# Required work:
Below are some records. Pull every line that contains the word "claridad".
======== Input data
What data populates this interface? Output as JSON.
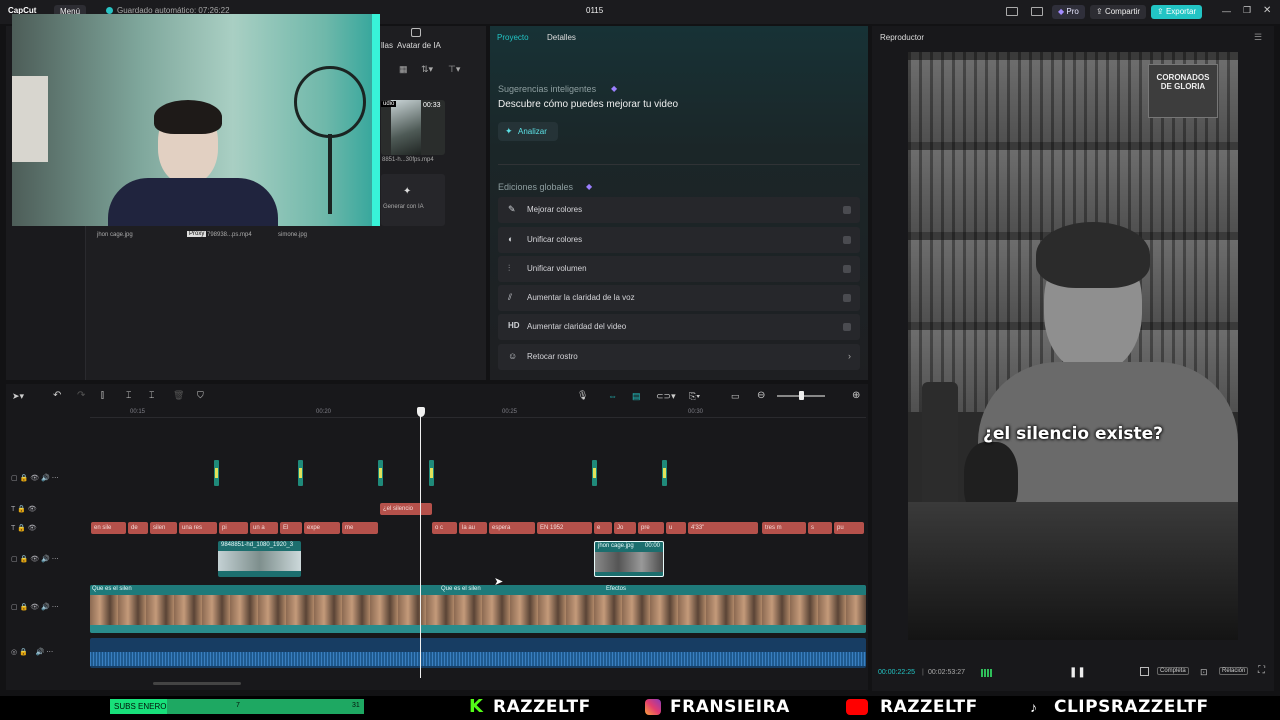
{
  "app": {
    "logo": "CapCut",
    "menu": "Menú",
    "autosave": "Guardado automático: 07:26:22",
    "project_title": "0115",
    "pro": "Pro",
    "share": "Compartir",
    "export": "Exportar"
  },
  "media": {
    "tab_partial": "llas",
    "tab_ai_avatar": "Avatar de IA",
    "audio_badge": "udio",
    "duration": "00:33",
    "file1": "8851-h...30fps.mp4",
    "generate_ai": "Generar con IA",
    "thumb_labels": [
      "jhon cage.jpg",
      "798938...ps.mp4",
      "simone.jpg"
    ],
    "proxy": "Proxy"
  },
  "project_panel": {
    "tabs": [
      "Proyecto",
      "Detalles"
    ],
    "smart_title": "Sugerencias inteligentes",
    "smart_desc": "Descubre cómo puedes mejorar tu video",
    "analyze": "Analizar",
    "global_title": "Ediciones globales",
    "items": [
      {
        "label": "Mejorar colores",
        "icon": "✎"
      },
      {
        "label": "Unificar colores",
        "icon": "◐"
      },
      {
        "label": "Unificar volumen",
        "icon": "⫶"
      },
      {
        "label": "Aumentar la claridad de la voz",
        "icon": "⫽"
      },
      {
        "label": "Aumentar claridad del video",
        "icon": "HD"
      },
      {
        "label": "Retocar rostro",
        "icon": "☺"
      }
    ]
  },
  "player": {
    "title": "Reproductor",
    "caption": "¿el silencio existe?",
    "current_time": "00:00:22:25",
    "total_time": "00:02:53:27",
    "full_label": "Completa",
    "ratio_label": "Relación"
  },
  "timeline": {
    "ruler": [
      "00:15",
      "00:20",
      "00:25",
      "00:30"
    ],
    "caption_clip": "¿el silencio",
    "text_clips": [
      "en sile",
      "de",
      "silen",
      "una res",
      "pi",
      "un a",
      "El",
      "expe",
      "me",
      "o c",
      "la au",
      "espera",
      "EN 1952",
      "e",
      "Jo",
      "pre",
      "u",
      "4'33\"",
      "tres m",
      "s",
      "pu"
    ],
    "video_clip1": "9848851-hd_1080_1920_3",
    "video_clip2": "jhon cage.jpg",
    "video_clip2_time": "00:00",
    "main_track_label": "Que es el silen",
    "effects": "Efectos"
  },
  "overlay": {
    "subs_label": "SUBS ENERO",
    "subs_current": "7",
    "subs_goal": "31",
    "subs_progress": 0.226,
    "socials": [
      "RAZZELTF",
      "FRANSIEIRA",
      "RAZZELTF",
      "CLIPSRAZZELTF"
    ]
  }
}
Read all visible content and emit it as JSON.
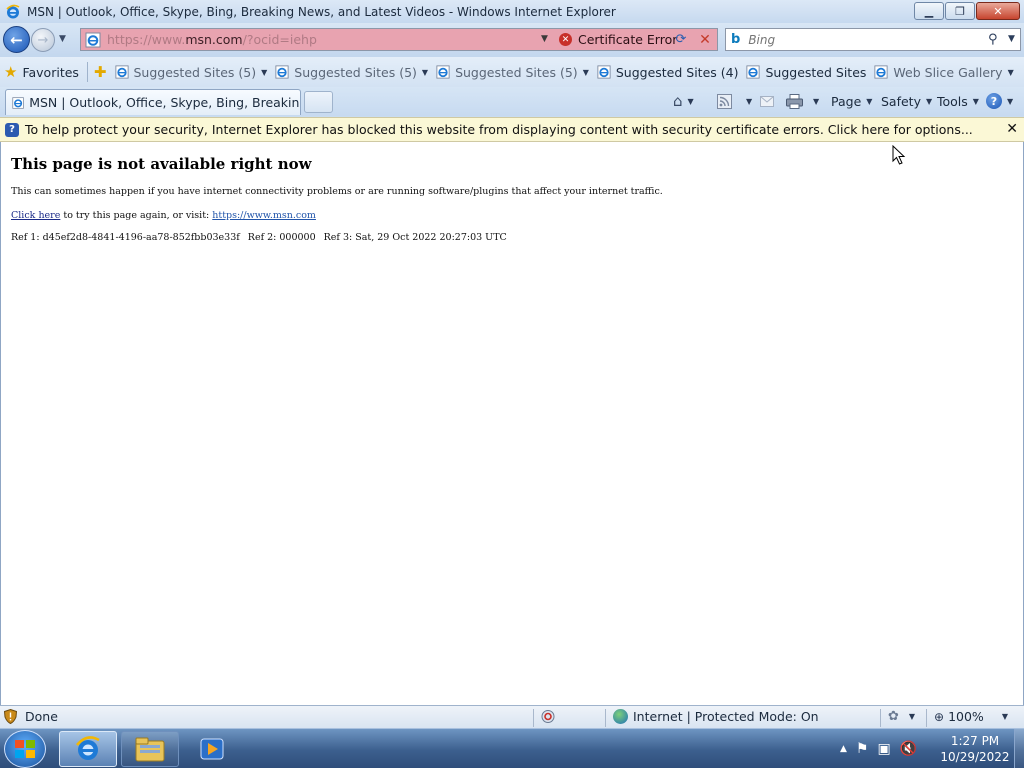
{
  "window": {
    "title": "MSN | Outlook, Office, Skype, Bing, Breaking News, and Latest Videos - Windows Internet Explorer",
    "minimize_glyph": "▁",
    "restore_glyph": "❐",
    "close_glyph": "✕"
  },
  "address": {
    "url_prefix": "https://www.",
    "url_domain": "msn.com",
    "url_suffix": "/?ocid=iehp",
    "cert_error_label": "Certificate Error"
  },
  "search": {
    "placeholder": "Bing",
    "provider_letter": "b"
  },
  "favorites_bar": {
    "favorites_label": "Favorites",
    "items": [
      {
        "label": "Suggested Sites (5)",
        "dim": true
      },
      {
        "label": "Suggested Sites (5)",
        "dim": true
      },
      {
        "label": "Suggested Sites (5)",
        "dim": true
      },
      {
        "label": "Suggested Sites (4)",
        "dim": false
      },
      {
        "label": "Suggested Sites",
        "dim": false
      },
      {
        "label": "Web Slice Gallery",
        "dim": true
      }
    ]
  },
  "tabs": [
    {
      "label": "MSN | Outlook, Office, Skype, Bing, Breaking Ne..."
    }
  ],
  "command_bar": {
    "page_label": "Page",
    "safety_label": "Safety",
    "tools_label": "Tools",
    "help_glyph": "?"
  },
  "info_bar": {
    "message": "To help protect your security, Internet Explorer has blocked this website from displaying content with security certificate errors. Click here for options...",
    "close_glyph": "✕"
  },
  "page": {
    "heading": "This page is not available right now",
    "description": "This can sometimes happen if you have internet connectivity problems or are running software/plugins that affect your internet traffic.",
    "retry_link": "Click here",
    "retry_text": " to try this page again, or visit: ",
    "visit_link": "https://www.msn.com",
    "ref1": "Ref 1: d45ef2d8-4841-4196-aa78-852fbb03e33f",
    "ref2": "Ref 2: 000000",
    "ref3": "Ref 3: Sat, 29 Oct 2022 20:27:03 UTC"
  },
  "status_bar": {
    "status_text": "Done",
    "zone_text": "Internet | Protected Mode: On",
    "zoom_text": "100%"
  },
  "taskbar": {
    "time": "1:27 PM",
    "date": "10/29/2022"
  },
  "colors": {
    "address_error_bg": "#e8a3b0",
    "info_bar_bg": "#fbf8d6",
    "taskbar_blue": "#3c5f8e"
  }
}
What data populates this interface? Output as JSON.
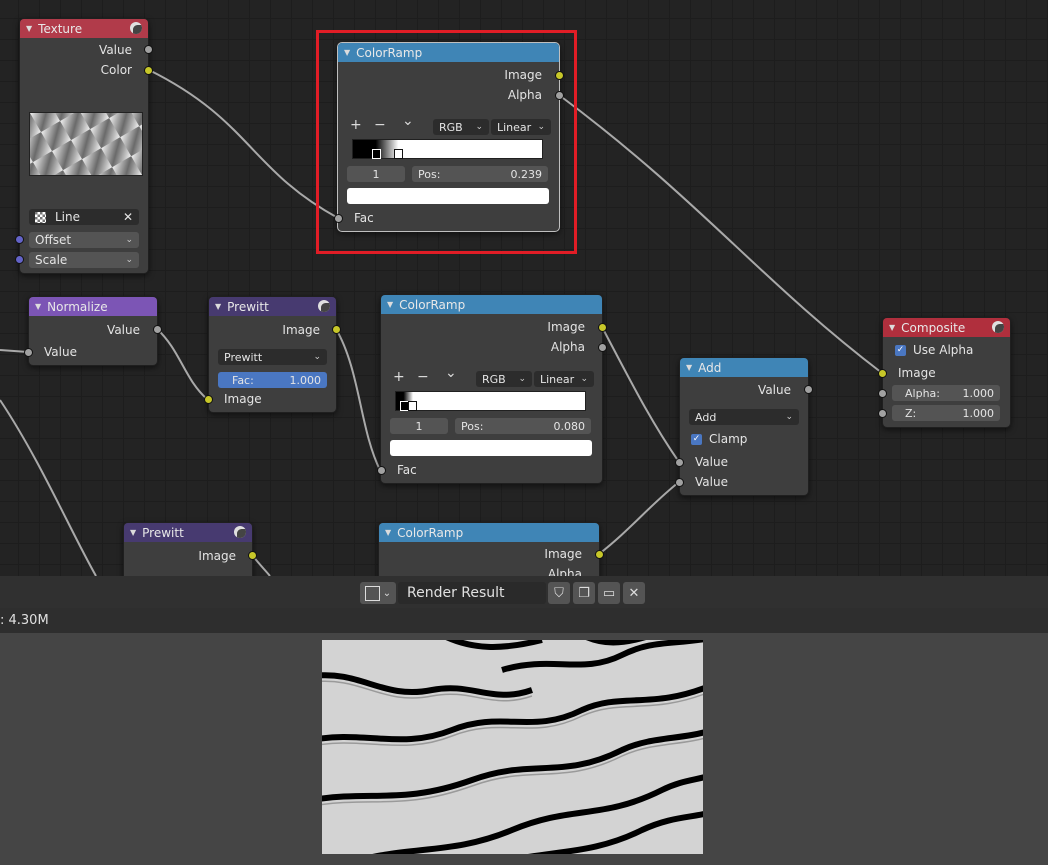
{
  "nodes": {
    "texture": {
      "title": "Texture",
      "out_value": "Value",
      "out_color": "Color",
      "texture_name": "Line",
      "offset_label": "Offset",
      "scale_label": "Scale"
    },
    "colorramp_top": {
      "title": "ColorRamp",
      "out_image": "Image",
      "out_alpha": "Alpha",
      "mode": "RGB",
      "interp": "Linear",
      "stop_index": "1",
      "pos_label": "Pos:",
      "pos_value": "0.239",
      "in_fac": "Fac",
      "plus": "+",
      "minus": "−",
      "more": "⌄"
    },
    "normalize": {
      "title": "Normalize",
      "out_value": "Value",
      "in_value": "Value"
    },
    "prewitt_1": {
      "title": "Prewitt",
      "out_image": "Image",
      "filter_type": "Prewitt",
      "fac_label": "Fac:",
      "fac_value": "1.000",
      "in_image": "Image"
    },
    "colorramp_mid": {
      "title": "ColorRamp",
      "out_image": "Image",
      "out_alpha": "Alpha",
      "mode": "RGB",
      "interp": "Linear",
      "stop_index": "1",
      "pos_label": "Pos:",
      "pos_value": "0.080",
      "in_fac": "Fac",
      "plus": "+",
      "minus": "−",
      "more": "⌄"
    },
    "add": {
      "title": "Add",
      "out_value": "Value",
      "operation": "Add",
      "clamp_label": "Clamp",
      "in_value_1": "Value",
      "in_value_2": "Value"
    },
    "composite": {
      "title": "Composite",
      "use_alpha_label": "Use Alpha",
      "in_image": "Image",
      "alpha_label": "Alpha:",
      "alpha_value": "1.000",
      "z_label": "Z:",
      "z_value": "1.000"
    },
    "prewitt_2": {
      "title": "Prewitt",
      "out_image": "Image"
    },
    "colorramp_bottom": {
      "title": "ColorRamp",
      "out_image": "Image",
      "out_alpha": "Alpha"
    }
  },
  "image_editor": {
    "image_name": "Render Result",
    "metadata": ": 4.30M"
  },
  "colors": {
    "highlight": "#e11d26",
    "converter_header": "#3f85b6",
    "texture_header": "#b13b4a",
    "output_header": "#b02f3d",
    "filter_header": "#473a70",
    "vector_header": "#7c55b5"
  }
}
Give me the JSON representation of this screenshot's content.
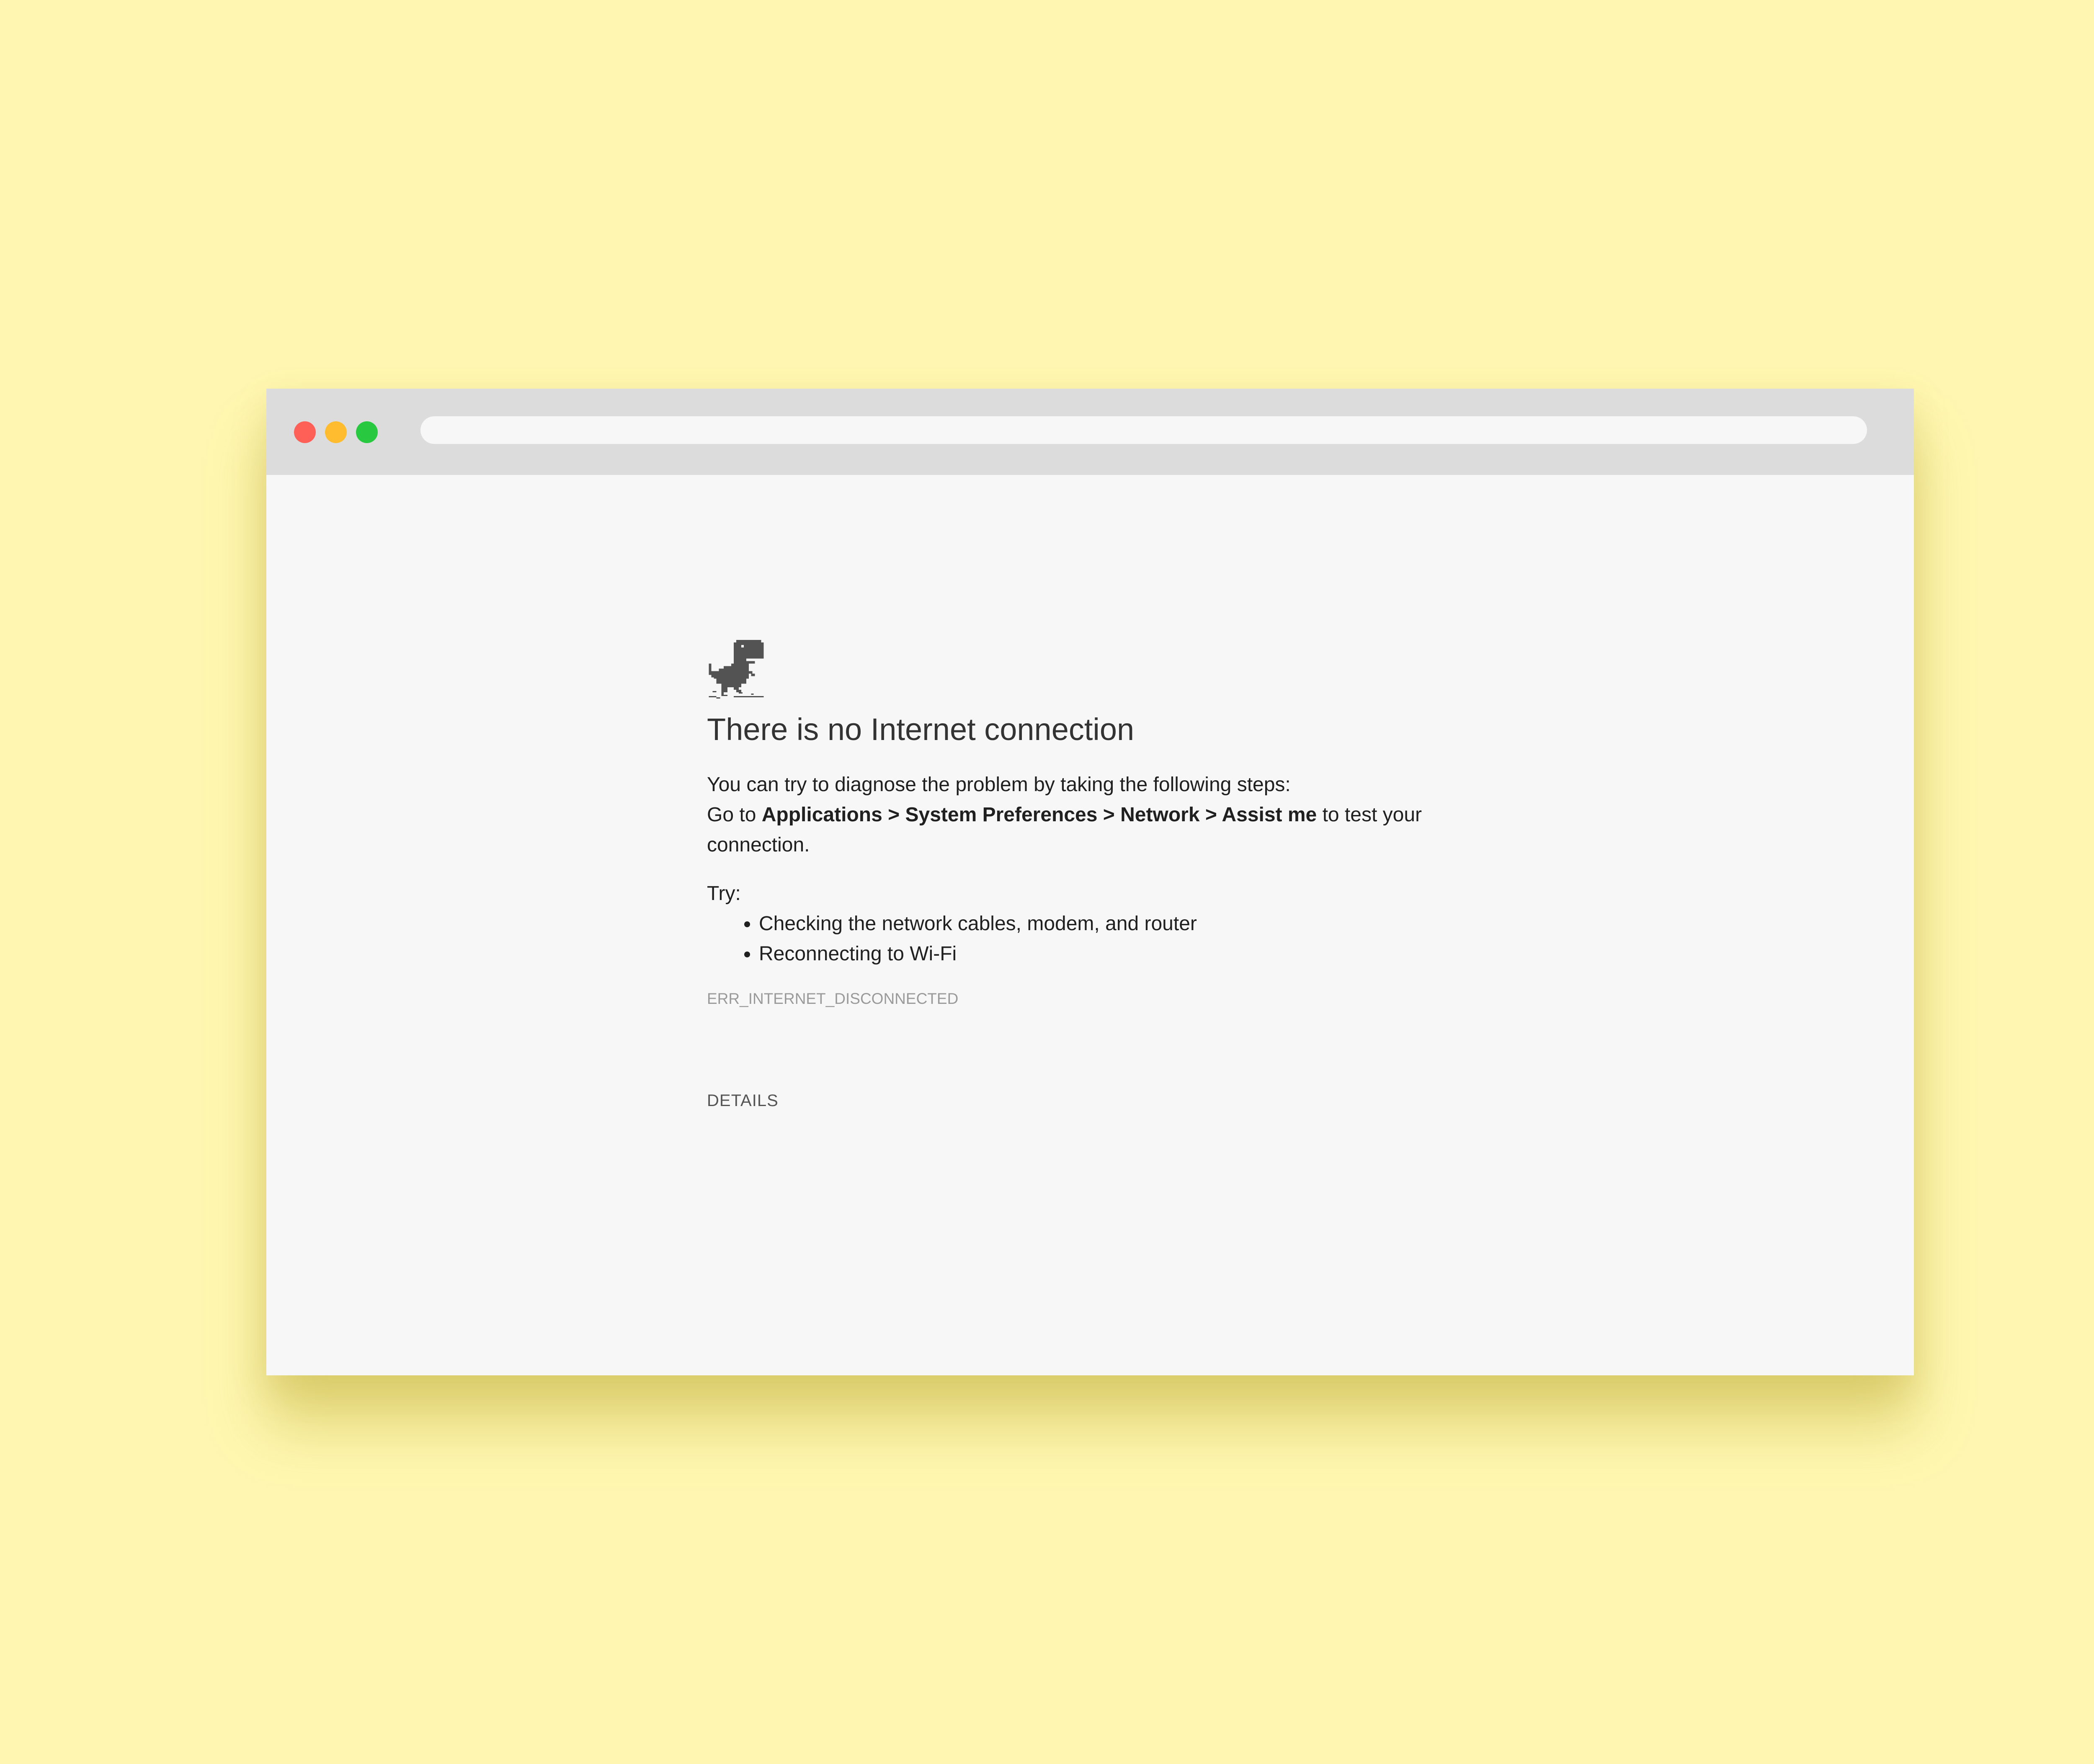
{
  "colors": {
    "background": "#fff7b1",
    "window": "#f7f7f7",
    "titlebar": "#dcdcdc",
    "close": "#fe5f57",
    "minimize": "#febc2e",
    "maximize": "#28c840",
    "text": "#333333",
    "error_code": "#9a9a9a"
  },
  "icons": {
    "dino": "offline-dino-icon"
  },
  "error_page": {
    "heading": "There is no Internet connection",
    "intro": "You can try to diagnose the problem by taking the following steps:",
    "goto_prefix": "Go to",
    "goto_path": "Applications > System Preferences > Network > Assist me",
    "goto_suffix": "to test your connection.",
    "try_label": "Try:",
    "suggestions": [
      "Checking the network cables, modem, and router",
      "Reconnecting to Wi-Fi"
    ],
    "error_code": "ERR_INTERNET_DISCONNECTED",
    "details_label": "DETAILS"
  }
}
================
# Result:
        "label": "Aumentar la claridad de la voz",
        "label": "Aumentar claridad del video",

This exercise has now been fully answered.